Crit Care Med. 1999 Nov;27(11):2399-406. doi: 10.1097/00003246-199911000-00013.


Objective: To evaluate the effect of acidified enteral feeds on gastric colonization in critically ill patients compared with a standard feeding formula.

Design: Randomized, double-blind, multicenter trial.

Setting: Eight mixed intensive care units at tertiary care hospitals.

Patients: We recruited mechanically ventilated critically ill patients expected to remain ventilated for >48 hrs. We excluded patients with gastrointestinal bleeding, acidemia, and renal failure requiring dialysis. We enrolled 120 patients; 38% were female, age (mean +/- SD) was 57.6+/-19.3 yrs, and Acute Physiology and Chronic Health Evaluation II score (mean +/- SD) was 21.6+/-7.6.

Interventions: Vital High Nitrogen (Abbott Laboratories, Ross Products Division, Columbus, OH) was used as the standard feeding formula for the control group (pH = 6.5). Hydrochloric acid was added to Vital High Nitrogen to achieve a pH of 3.5 in the experimental group.

Measurements and main results: The main outcome measure was gastric colonization. Secondary outcomes included gastric pH, pneumonia, and mortality. The mean gastric pH in patients receiving acid feeds was lower (pH = 3.3) compared with controls (pH = 4.6; p<.05). One patient (2%) on acid feeds was colonized in the stomach with pathogenic bacteria, compared with 20 patients (43%) in the control group (p<.001). There was no difference in the incidence of pneumonia (6.1% in the acid feeds group vs. 15% in the control group; p = .19). Overall, there were 15 deaths in the acid feeds group and seven in the control group (p = .10); four patients in the acid feeds group and three in the control group died during the study period (p not significant).

Conclusions: Acidified enteral feeds preserve gastric acidity and substantially reduce gastric colonization in critically ill patients. Larger studies are needed to examine its effect on ventilator-associated pneumonia and mortality.

Publication types

  • Clinical Trial
  • Comparative Study
  • Multicenter Study
  • Randomized Controlled Trial
  • Research Support, Non-U.S. Gov't

MeSH terms

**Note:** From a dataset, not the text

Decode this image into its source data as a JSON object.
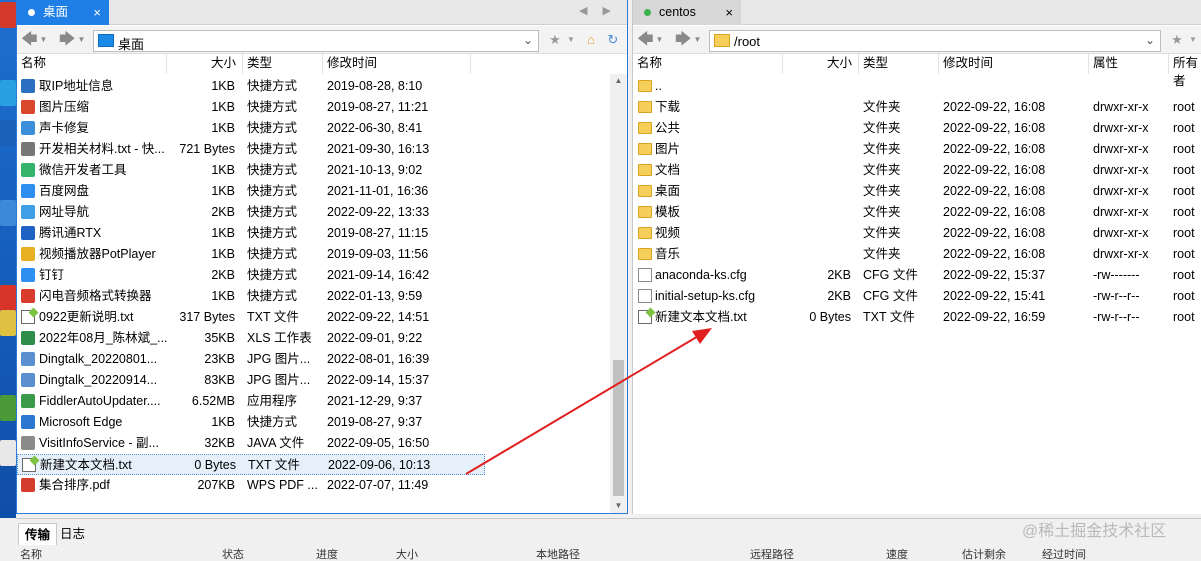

  • Bacteria / growth & development*
  • Bacteria / isolation & purification
  • Critical Care / methods*
  • Critical Illness / therapy
  • Cross Infection / epidemiology
  • Cross Infection / microbiology
  • Cross Infection / prevention & control*
  • Double-Blind Method
  • Enteral Nutrition*
  • Female
  • Gastric Acid / metabolism
  • Gastric Mucosa / metabolism
  • Humans
  • Hydrogen-Ion Concentration
  • Incidence
  • Intensive Care Units
  • Male
  • Middle Aged
  • Pneumonia, Bacterial / epidemiology
  • Pneumonia, Bacterial / microbiology
  • Pneumonia, Bacterial / prevention & control*
  • Respiration, Artificial*
  • Stomach / microbiology*